- Action item
Pull every line from the records that has the word "this" in it.

Collection entries

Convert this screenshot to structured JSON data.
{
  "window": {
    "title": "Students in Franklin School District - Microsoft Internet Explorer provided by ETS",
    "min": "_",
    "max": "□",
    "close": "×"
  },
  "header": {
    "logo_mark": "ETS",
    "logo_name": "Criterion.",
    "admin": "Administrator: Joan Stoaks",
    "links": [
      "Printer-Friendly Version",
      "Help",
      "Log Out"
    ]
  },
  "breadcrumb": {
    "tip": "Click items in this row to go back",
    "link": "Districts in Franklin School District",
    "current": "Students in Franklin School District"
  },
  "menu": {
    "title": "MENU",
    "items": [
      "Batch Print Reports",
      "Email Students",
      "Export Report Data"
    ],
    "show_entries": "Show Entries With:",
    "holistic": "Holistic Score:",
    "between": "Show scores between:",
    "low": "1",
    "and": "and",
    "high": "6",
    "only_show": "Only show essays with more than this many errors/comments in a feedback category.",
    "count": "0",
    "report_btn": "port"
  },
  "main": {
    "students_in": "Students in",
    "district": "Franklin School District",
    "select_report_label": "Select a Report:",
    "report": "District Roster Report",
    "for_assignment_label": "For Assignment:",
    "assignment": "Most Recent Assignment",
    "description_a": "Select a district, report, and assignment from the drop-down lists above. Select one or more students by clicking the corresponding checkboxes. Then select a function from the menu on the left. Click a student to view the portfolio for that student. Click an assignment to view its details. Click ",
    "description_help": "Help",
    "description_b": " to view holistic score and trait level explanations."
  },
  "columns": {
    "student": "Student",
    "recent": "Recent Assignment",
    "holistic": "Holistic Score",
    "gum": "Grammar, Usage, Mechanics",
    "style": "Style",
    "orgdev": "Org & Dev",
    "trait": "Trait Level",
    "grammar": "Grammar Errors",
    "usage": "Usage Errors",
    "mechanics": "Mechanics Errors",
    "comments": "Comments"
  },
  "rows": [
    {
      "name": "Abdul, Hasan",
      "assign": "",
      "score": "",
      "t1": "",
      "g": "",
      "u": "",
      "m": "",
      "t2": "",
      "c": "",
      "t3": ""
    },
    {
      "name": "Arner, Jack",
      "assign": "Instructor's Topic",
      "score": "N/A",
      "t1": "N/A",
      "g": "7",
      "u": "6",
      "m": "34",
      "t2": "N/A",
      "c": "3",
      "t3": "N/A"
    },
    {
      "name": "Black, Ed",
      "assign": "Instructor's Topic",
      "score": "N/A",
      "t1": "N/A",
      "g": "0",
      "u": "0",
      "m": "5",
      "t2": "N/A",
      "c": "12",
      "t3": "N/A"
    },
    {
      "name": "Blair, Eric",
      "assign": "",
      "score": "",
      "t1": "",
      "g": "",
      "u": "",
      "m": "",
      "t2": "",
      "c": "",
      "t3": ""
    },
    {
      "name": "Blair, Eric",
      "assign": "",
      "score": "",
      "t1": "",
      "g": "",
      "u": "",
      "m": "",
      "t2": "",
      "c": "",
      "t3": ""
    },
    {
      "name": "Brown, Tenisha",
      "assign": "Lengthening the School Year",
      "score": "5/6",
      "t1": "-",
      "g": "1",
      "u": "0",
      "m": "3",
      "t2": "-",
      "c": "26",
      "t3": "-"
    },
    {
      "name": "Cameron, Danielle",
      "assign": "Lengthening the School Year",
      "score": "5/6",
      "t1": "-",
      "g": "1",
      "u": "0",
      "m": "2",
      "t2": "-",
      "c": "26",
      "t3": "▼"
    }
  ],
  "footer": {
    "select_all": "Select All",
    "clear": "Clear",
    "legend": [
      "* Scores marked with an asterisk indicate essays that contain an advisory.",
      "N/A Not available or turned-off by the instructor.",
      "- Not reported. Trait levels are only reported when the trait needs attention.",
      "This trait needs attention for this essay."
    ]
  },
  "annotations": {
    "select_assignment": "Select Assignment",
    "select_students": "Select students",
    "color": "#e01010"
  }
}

- Response box
Convert this screenshot to structured JSON data.
    "tip": "Click items in this row to go back",
    "only_show": "Only show essays with more than this many errors/comments in a feedback category.",
      "This trait needs attention for this essay."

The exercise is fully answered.